ASSIGNMENT → Where an entry contains an image, skip the image and print the rest exactly.

EXTRACTED MATERIAL: Begin

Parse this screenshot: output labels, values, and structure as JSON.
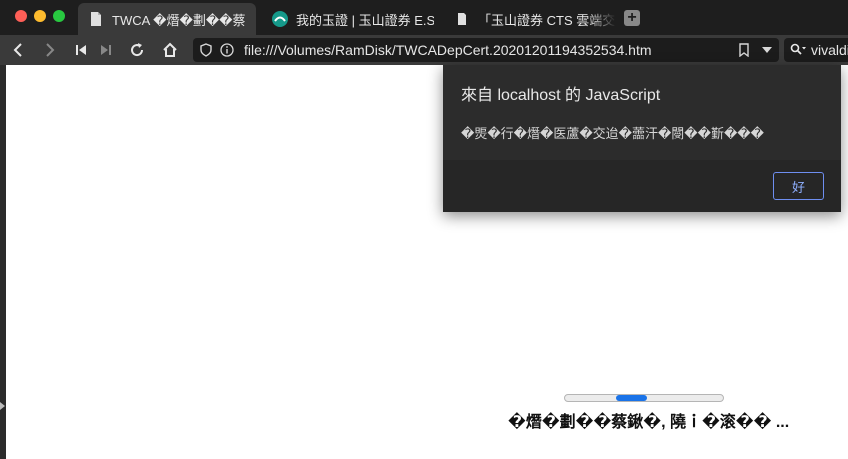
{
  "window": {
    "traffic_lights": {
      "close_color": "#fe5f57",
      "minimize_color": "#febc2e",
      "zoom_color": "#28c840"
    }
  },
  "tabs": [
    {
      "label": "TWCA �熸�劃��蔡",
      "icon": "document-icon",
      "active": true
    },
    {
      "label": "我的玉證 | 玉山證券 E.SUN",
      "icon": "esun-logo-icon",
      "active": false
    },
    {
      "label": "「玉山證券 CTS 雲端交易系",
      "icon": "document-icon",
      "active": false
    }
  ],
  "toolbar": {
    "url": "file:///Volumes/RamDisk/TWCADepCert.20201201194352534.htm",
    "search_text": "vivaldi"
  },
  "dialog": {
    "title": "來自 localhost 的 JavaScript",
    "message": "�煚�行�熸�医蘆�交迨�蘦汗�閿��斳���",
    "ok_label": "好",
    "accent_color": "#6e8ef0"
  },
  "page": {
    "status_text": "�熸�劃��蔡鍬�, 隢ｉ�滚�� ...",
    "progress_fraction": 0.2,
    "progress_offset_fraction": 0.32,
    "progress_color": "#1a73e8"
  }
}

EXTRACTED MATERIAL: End

TASK RESPONSE →
Parse this screenshot: output labels, values, and structure as JSON.
{
  "window": {
    "traffic_lights": {
      "close_color": "#fe5f57",
      "minimize_color": "#febc2e",
      "zoom_color": "#28c840"
    }
  },
  "tabs": [
    {
      "label": "TWCA �熸�劃��蔡",
      "icon": "document-icon",
      "active": true
    },
    {
      "label": "我的玉證 | 玉山證券 E.SUN",
      "icon": "esun-logo-icon",
      "active": false
    },
    {
      "label": "「玉山證券 CTS 雲端交易系",
      "icon": "document-icon",
      "active": false
    }
  ],
  "toolbar": {
    "url": "file:///Volumes/RamDisk/TWCADepCert.20201201194352534.htm",
    "search_text": "vivaldi"
  },
  "dialog": {
    "title": "來自 localhost 的 JavaScript",
    "message": "�煚�行�熸�医蘆�交迨�蘦汗�閿��斳���",
    "ok_label": "好",
    "accent_color": "#6e8ef0"
  },
  "page": {
    "status_text": "�熸�劃��蔡鍬�, 隢ｉ�滚�� ...",
    "progress_fraction": 0.2,
    "progress_offset_fraction": 0.32,
    "progress_color": "#1a73e8"
  }
}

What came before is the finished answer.